**Work request**
Only the lines that contain the string "vzduch" belong in the answer; pull them from the records.

[Dataset records]
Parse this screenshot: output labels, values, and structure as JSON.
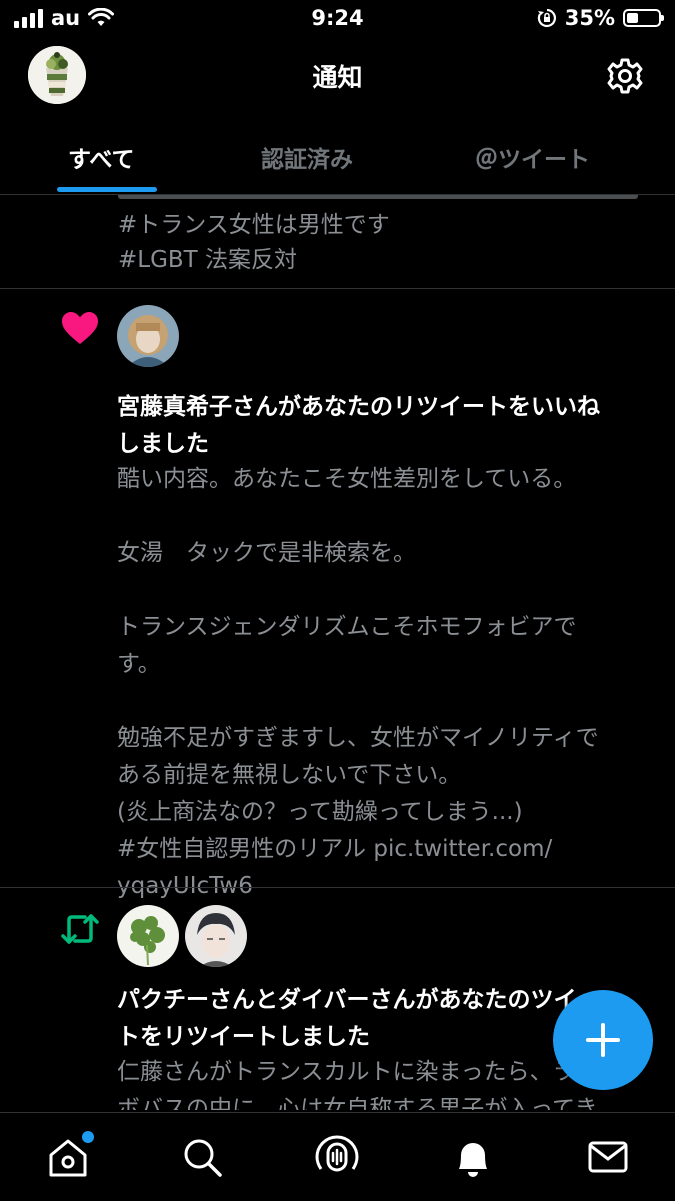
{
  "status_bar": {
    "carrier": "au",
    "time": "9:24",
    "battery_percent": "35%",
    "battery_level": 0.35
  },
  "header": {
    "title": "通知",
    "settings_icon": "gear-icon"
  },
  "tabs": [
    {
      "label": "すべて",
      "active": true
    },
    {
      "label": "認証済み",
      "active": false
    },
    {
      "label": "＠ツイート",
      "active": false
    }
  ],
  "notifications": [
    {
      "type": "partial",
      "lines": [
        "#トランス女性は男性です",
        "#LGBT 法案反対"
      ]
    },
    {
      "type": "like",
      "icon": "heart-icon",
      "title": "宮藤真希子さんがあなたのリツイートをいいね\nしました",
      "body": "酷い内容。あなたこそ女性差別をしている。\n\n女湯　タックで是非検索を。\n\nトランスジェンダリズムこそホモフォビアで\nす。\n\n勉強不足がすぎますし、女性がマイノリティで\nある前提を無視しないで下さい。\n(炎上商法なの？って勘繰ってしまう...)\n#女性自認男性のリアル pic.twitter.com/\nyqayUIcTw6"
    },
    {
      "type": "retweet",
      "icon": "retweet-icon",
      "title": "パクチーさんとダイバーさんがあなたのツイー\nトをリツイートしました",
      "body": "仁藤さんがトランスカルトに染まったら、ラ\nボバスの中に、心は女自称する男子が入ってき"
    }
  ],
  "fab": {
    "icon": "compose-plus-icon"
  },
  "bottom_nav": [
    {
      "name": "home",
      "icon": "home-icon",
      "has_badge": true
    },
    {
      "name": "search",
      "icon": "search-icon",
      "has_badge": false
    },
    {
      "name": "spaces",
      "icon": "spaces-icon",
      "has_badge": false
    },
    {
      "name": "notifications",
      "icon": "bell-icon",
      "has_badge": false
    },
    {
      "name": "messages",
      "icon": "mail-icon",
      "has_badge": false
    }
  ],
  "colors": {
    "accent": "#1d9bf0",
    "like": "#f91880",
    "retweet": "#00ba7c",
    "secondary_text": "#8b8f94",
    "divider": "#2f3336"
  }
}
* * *
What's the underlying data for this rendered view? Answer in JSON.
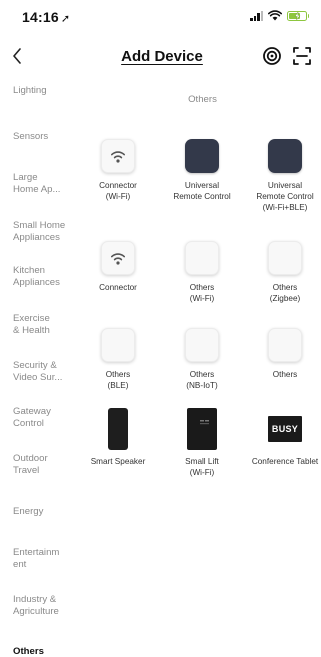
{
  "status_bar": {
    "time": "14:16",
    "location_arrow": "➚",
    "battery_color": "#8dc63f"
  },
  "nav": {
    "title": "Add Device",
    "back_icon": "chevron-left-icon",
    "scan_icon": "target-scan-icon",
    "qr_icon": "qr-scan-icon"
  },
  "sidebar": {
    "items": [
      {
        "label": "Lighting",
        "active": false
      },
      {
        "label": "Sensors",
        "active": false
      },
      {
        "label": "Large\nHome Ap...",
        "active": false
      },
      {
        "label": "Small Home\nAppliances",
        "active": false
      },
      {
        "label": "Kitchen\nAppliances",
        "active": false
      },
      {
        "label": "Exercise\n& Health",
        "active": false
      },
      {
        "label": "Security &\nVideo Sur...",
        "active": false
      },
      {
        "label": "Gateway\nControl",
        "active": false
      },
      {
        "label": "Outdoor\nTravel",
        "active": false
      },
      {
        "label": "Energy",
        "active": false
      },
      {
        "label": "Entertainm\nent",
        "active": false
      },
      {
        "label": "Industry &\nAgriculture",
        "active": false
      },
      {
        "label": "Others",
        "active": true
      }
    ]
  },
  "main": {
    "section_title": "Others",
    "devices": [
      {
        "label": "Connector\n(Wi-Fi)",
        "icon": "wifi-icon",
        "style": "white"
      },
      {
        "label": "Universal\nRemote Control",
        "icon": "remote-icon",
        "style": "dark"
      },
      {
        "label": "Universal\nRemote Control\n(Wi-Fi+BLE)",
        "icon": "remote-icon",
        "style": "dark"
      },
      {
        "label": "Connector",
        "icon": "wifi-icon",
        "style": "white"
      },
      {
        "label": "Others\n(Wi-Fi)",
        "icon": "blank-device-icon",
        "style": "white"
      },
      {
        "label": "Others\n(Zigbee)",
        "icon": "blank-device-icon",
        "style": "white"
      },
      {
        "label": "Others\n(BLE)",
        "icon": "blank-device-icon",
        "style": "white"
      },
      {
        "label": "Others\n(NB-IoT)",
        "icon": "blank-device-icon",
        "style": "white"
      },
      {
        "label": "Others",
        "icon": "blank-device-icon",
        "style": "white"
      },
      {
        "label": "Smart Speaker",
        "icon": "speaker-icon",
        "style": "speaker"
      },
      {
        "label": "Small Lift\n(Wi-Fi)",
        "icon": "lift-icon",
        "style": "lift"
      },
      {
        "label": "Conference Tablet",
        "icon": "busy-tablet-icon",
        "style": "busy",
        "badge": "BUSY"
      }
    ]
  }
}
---
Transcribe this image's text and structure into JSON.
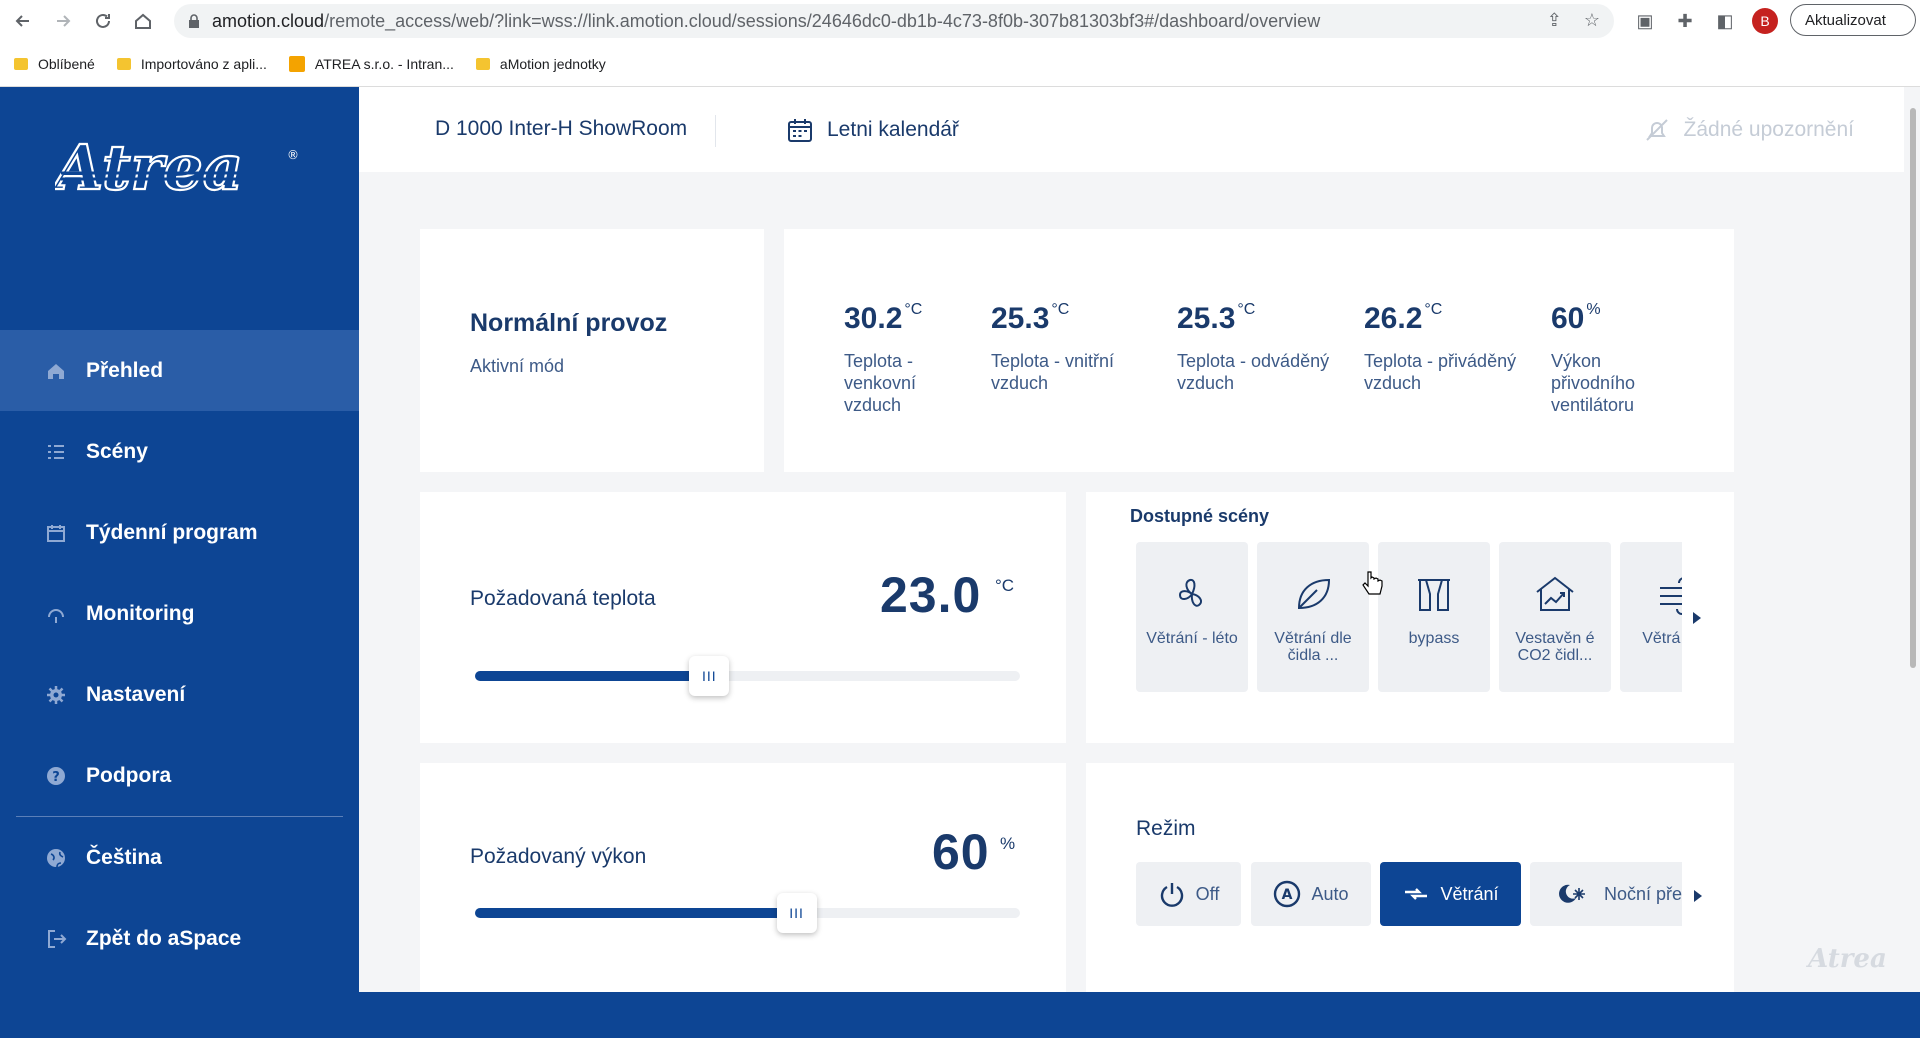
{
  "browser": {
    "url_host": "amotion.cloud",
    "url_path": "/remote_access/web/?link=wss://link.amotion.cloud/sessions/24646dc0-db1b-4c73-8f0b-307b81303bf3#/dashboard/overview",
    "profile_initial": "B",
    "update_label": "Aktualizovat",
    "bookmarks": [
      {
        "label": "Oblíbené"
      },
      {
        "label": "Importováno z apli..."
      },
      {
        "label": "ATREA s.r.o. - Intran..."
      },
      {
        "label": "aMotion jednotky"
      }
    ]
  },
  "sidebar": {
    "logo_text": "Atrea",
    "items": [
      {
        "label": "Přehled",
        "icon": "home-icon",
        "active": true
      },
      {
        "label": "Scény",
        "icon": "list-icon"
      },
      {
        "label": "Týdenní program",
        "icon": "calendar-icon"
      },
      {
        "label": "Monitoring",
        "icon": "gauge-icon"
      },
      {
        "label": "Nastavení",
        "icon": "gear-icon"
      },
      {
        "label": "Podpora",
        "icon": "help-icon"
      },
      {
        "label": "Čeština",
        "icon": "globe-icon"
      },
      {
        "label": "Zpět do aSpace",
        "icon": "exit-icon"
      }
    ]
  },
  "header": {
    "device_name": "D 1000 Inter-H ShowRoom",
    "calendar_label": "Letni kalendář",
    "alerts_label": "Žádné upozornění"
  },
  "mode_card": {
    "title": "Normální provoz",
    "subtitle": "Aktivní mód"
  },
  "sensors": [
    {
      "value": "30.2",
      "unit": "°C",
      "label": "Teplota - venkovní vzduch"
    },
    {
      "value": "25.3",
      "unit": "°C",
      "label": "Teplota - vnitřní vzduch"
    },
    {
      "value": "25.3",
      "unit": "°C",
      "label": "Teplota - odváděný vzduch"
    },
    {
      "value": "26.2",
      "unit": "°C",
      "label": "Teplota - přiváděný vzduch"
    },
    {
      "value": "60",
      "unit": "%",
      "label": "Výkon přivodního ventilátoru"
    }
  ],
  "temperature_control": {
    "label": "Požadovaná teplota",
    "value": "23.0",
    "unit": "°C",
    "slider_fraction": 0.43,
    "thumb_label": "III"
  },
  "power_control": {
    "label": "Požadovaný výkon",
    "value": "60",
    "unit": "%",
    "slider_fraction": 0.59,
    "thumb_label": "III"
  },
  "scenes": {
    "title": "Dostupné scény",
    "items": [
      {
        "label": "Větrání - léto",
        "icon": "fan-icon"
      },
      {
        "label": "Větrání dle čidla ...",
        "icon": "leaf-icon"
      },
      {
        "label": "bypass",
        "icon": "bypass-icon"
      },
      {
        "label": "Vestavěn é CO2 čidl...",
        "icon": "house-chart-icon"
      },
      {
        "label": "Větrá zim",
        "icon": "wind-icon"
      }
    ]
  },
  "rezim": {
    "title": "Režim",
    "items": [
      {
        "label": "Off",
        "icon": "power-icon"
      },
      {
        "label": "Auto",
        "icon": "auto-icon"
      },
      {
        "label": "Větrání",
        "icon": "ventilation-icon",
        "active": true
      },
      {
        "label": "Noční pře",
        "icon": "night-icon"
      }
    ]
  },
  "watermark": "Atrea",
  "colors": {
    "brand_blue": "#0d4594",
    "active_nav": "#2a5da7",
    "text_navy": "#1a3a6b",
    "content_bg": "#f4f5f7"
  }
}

**Problem solution**
      "label": "Teplota - venkovní vzduch"
      "label": "Teplota - vnitřní vzduch"
      "label": "Teplota - odváděný vzduch"
      "label": "Teplota - přiváděný vzduch"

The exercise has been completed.